Page:A Treatise on Electricity and Magnetism - Volume 2.djvu/38
ELEMENTARY THEORY OP MAGNETISM.
otherwise. In fact, a theory of magnetic matter, if used in a purely mathematical sense, cannot fail to explain the phenomena, provided new laws are freely introduced to account for the actual facts.
One of these new laws must be that the magnetic fluids cannot pass from one molecule or particle of the magnet to another, but that the process of magnetization consists in separating to a certain extent the two fluids within each particle, and causing the one fluid to be more concentrated at one end, and the other fluid to be more concentrated at the other end of the particle.
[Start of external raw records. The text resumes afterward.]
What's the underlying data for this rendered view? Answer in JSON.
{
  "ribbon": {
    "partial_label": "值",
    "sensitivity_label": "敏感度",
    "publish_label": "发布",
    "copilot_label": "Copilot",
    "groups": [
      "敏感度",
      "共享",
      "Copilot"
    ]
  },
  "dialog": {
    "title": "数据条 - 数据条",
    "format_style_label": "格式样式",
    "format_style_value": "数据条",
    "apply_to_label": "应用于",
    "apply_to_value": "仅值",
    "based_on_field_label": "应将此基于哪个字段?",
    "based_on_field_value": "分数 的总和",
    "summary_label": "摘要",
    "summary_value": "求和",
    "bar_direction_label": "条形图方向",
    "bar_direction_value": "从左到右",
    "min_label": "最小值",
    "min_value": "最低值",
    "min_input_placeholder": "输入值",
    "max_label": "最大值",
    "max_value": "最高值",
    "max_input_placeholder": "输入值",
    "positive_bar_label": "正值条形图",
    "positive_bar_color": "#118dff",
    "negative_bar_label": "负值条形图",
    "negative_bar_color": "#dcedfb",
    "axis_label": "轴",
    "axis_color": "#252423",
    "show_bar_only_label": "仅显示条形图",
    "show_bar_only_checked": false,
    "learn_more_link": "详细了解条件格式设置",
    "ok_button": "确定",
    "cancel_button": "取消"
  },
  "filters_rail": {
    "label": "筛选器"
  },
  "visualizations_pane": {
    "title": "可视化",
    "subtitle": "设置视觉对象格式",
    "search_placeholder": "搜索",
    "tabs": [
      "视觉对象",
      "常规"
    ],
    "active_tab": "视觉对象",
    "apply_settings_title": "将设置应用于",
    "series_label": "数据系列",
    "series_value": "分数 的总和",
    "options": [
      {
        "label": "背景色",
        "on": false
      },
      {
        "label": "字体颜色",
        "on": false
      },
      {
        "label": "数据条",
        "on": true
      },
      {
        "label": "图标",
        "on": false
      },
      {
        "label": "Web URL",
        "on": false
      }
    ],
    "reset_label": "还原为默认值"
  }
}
This is the theory of Poisson.
A particle of a magnetizable body is, on this theory, analogous to a small insulated conductor without charge, which on the two- fluid theory contains indefinitely large but exactly equal quantities of the two electricities. When an electromotive force acts on the conductor, it separates the electricities, causing them to become manifest at opposite sides of the conductor. In a similar manner, according to this theory, the magnetizing force causes the two kinds of magnetism, which were originally in a neutralized state, to be separated, and to appear at opposite sides of the magnetized particle.
In certain substances, such as soft iron and those magnetic substances which cannot be permanently magnetized, this magnetic condition, like the electrification of the conductor, disappears when the inducing force is removed. In other substances, such as hard steel, the magnetic condition is produced with difficulty, and, when produced, remains after the removal of the inducing force.
This is expressed by saying that in the latter case there is a Coercive Force, tending to prevent alteration in the magnetization, which must be overcome before the power of a magnet can be either increased or diminished. In the case of the electrified body this would correspond to a kind of electric resistance, which, unlike the resistance observed in metals, would be equivalent to complete insulation for electromotive forces below a certain value.
This theory of magnetism, like the corresponding theory of electricity, is evidently too large for the facts, and requires to be restricted by artificial conditions. For it not only gives no reason why one body may not differ from another on account of having more of both fluids, but it enables us to say what would be the properties of a body containing an excess of one magnetic fluid. It is true that a reason is given why such a body cannot exist,